By Brendan Soucie, Hockey
The meaning of being a member of the Army hockey family hits a different pitch for the Soucie household. Unlike any of my teammates, my father graduated West Point in 1992 and captained the team his senior year. My whole life, I witnessed the true value of what it means to be a part of this family. No matter the year, alumni are constantly around to offer support in whatever ways needed. Just in my four years, I witnessed a revival in this support with catered team dinners, support in visiting arenas, etc. The dedication to support the Army hockey program stems from the bonds formed as players.
I have countless memories from my four years which formed these bonds. The first was throwing that jersey on for my first game. I got extremely lucky and tapped home a wide-open rebound on my first shift of college hockey, but that is not my greatest memory of the game. Going through the emotional roller coaster of a game is where you come together as a team. Compared to every team I played for, the strength of this team bond seemed to be greater because of our name, Army West Point.

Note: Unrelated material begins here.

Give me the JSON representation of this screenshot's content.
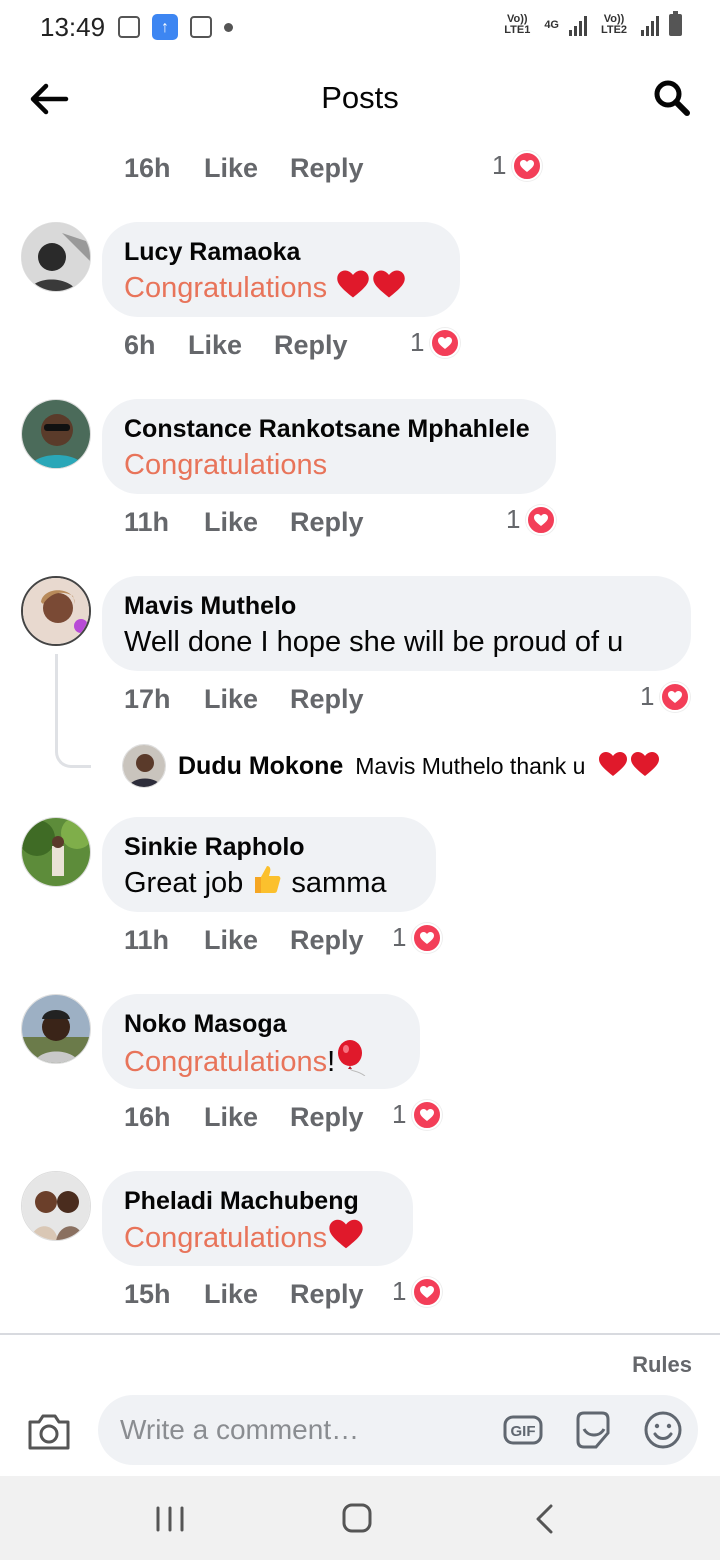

A second memory from that year was being afforded the opportunity to play an outdoor hockey game at frozen Fenway Park. Living 20 minutes away my last year of juniors, this game was especially surreal. Not only is Fenway one of the most famous sports venues, but I was able to play in front of family and friends. Boston is so close to home so I will never forget taping my sticks on top of the Green Monster or sitting on the bench and taking the moment to realize where I was playing. Read more.